Adobe Lightroom, Lightroom Classic and Camera Raw provide a "Clarity" slider. This tool exists in other raw editors as well, sometimes under a different name (eg, "Structure" in Silver Efex), but they all do the same thing: inject micro-contrast into an image to create the appearance of light and increased depth.
Micro-contrast is a targeted form of contrast applied within an image. It identifies the boundaries between darker and brighter areas within an image and intensifies these distinctions by adding shading to the darker areas and brightness to the brighter areas.
For example, here's a basic grayscale ramp with black at far left, white at far right, and multiple shades of gray in-between. No edits or effects have been applied.
Here's the same ramp with Clarity turned up to 100% in Adobe Lightroom Classic.
From a distance, the lines of division between each tone now appear to stand up. The image feels more three dimensional and less flat. If we zoom in and take a closer look, we can see the effect Clarity is creating. Lightroom is emphasizing the differences between each tonal value by darkening the right and brightening the left side of each band.
What's intriguing about Clarity is that it can also be applied with a negative value. This creates the opposite effect of positive Clarity by minimizing the areas of division between each tonal value. Images with negative Clarity appear softer and less rigid. I use negative Clarity (just a little, not too much) more often than positive to soften and diminish the razor-sharp edges produced by digital mirrorless cameras. I have also found it to be especially helpful with aerial images from DJI drones, for they add artificial sharpening to raw images.
So, when should positive Clarity be used?
Based on my experience, positive Clarity adjustments are most effective when applied to images or specific areas within an image where there is minimal to no noticeable distinction between different subjects. This is particularly beneficial for areas of an image where depth should be visible but isn't due to elements with similar tonal values and/or colors blending together visually.
A good test for this is viewing an image from a distance. You can easily do this in Lightroom by zooming out to view the image as a small thumbnail. If there are areas that bunch together and form a single mass, a little positive Clarity could be beneficial. Remember you can also apply Clarity selectively using a local adjustment mask to avoid changing an entire image.

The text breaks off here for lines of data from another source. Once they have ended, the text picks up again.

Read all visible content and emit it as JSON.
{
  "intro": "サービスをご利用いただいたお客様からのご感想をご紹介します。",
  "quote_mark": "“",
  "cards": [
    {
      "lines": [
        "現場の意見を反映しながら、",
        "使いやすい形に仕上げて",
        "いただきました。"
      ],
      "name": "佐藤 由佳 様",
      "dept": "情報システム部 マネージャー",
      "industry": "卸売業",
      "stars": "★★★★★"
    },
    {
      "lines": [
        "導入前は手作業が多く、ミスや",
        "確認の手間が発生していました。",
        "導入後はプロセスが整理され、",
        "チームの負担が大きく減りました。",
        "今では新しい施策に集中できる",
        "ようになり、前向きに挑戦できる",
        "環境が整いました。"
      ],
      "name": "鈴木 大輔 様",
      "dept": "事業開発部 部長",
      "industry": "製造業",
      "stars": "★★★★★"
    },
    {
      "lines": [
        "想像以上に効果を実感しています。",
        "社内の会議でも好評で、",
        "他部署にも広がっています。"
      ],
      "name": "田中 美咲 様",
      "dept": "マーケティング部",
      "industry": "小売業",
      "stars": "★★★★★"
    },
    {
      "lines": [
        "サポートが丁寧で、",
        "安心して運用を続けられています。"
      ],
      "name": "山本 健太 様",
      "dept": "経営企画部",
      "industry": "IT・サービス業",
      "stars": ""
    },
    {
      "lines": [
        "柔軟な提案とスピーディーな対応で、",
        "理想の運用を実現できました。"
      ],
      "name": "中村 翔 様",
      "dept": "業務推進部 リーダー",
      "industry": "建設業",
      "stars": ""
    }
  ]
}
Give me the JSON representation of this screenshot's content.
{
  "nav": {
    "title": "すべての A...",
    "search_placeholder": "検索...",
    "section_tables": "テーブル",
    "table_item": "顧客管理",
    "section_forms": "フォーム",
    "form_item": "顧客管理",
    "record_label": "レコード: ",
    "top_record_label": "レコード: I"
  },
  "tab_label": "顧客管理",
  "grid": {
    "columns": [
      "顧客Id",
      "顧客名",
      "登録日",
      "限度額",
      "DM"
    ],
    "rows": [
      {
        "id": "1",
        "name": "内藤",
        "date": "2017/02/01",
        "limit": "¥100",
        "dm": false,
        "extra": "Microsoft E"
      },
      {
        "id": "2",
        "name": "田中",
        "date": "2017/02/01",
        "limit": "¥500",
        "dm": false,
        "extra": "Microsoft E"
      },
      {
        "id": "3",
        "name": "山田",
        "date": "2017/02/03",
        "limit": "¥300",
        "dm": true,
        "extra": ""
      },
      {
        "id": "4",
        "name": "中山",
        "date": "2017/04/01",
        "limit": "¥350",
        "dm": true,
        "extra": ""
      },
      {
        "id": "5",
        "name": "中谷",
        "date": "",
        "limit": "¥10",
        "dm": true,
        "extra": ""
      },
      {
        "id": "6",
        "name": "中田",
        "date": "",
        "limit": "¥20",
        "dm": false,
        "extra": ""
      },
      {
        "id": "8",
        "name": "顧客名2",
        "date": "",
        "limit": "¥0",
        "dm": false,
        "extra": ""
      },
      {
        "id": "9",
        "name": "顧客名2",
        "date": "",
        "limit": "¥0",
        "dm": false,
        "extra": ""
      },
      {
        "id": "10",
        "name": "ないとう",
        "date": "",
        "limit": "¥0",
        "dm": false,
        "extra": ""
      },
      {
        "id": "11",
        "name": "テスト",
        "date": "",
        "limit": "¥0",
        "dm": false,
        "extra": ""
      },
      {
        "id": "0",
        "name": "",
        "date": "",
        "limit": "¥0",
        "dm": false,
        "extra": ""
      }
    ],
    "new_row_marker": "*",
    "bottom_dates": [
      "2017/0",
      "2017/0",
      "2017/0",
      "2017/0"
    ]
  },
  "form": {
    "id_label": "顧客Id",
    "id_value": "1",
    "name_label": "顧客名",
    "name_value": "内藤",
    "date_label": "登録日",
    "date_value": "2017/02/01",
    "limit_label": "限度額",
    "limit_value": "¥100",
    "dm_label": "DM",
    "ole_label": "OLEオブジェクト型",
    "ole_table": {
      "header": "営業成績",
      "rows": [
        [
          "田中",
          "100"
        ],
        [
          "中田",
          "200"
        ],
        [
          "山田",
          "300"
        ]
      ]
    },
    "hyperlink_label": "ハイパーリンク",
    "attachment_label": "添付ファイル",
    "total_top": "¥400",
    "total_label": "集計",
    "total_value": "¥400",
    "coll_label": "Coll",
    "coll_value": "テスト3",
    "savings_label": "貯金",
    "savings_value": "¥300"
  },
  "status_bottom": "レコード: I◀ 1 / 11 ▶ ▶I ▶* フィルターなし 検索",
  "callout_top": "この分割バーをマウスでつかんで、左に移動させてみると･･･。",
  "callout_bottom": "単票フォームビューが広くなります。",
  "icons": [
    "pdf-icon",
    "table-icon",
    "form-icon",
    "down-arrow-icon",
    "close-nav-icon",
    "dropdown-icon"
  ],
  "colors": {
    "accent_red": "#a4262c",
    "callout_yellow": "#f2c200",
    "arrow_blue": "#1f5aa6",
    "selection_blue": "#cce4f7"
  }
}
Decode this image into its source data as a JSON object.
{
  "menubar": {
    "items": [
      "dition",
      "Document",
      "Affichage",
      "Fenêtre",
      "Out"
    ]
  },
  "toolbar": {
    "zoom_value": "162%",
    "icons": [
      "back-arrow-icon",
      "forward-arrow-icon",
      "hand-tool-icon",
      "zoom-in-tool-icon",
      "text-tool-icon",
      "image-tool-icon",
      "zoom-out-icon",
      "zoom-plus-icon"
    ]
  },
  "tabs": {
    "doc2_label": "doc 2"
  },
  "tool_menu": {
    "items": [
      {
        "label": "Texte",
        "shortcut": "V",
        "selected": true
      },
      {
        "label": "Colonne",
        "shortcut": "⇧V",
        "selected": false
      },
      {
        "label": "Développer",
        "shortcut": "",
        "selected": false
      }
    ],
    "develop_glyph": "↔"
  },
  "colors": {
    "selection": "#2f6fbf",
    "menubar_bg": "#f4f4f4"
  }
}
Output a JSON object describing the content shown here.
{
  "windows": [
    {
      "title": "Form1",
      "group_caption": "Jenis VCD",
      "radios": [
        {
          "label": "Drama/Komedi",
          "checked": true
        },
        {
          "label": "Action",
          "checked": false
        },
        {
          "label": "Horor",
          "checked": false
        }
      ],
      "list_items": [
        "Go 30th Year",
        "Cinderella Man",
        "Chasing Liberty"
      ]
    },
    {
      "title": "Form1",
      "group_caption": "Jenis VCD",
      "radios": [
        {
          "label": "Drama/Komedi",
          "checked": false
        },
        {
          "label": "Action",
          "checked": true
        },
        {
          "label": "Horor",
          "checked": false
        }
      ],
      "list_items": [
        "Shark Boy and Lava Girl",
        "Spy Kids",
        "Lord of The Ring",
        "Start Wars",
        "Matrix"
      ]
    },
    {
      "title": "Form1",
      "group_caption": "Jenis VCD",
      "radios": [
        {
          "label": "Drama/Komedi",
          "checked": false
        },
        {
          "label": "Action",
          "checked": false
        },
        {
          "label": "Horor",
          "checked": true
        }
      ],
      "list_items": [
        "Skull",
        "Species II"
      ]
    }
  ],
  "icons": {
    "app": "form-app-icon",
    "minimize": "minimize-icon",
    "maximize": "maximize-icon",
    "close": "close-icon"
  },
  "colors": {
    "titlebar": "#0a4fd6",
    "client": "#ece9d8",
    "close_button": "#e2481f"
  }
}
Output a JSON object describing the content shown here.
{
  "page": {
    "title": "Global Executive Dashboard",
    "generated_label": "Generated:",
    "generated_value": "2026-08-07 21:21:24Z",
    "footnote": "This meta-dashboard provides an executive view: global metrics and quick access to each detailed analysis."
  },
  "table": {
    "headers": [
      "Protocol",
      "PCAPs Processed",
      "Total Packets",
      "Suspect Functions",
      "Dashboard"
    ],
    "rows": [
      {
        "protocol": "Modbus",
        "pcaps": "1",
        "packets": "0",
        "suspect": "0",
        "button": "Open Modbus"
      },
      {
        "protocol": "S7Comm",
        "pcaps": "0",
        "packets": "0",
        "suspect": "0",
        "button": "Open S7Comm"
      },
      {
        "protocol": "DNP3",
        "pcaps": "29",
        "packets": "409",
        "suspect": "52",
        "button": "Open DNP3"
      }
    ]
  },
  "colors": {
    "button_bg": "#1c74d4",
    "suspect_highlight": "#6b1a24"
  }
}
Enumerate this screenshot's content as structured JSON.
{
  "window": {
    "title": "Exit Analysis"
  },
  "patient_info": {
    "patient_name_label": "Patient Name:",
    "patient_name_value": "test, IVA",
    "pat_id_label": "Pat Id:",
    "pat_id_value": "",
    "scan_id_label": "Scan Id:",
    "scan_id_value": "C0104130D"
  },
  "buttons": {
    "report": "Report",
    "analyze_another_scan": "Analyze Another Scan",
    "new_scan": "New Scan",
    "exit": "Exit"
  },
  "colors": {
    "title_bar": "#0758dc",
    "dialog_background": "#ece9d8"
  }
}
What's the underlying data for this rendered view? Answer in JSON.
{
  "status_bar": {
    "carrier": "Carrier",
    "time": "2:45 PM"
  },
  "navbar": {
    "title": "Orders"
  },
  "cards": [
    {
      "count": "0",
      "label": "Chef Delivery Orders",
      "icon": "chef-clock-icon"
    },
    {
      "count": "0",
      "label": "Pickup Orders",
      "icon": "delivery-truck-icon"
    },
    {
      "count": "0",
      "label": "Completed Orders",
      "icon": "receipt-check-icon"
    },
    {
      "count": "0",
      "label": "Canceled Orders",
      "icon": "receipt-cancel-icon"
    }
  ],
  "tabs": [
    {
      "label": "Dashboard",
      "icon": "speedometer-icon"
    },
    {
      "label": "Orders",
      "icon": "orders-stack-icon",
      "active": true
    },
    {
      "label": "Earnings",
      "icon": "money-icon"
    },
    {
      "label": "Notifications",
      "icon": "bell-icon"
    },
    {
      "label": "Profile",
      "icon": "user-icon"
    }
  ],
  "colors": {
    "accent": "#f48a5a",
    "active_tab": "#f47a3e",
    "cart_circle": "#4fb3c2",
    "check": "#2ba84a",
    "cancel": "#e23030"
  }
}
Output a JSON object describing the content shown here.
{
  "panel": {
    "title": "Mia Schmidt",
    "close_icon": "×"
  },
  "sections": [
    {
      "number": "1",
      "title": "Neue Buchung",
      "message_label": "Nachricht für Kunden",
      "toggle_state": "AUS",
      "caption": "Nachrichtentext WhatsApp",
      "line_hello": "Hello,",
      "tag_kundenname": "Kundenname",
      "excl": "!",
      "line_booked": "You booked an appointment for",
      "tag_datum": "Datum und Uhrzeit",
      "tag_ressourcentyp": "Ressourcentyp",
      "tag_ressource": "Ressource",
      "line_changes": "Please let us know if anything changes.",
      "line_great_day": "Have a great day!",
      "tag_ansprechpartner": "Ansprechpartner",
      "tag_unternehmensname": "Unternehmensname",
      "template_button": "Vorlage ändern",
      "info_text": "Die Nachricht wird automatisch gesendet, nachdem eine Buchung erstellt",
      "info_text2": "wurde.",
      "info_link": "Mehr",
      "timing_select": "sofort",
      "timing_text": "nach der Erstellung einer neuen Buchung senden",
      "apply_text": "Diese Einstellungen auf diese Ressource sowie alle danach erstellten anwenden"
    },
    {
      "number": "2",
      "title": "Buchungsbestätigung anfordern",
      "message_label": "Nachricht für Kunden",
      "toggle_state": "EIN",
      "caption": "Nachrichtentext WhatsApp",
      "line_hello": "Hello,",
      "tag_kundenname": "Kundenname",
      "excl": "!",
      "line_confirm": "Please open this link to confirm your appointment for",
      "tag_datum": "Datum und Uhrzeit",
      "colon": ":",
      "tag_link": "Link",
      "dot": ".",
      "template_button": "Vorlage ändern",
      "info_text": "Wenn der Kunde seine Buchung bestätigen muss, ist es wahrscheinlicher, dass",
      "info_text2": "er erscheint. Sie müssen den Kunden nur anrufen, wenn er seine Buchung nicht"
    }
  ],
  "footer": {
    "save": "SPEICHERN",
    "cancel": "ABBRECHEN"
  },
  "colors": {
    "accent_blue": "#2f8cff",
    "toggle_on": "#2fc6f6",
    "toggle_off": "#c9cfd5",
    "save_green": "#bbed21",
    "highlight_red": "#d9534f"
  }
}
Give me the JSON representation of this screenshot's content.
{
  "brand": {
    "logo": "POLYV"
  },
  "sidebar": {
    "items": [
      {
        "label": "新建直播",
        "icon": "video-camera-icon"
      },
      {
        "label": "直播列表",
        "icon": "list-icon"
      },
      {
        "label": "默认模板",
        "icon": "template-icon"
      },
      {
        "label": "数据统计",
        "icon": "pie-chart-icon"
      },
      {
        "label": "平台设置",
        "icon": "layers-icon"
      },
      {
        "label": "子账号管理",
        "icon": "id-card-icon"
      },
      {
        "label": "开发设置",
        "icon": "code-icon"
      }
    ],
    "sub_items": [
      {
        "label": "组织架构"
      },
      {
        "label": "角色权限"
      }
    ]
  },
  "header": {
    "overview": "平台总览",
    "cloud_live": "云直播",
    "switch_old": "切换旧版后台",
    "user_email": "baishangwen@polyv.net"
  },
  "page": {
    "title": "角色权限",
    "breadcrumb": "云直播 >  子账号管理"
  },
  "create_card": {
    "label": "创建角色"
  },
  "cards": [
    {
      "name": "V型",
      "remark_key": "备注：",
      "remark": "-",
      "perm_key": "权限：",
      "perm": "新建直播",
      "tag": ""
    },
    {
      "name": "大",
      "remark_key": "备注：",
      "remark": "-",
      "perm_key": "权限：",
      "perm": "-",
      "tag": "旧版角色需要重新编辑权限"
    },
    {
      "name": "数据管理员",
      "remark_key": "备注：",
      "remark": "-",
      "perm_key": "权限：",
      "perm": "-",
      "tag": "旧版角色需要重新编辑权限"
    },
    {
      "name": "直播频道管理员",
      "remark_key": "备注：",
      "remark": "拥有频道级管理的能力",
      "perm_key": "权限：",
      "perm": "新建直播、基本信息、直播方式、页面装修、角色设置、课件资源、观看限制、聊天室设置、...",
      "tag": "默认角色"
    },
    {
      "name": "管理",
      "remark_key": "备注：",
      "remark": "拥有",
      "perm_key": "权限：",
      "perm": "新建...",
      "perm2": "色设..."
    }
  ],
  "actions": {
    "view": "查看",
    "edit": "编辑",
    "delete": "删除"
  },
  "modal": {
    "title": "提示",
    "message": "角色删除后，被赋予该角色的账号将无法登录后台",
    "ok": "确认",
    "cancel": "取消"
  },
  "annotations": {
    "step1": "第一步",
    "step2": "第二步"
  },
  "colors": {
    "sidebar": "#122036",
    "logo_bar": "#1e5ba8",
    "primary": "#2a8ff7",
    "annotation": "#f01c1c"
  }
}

To see Lightroom's Clarity tool in action, check out this video from my YouTube channel.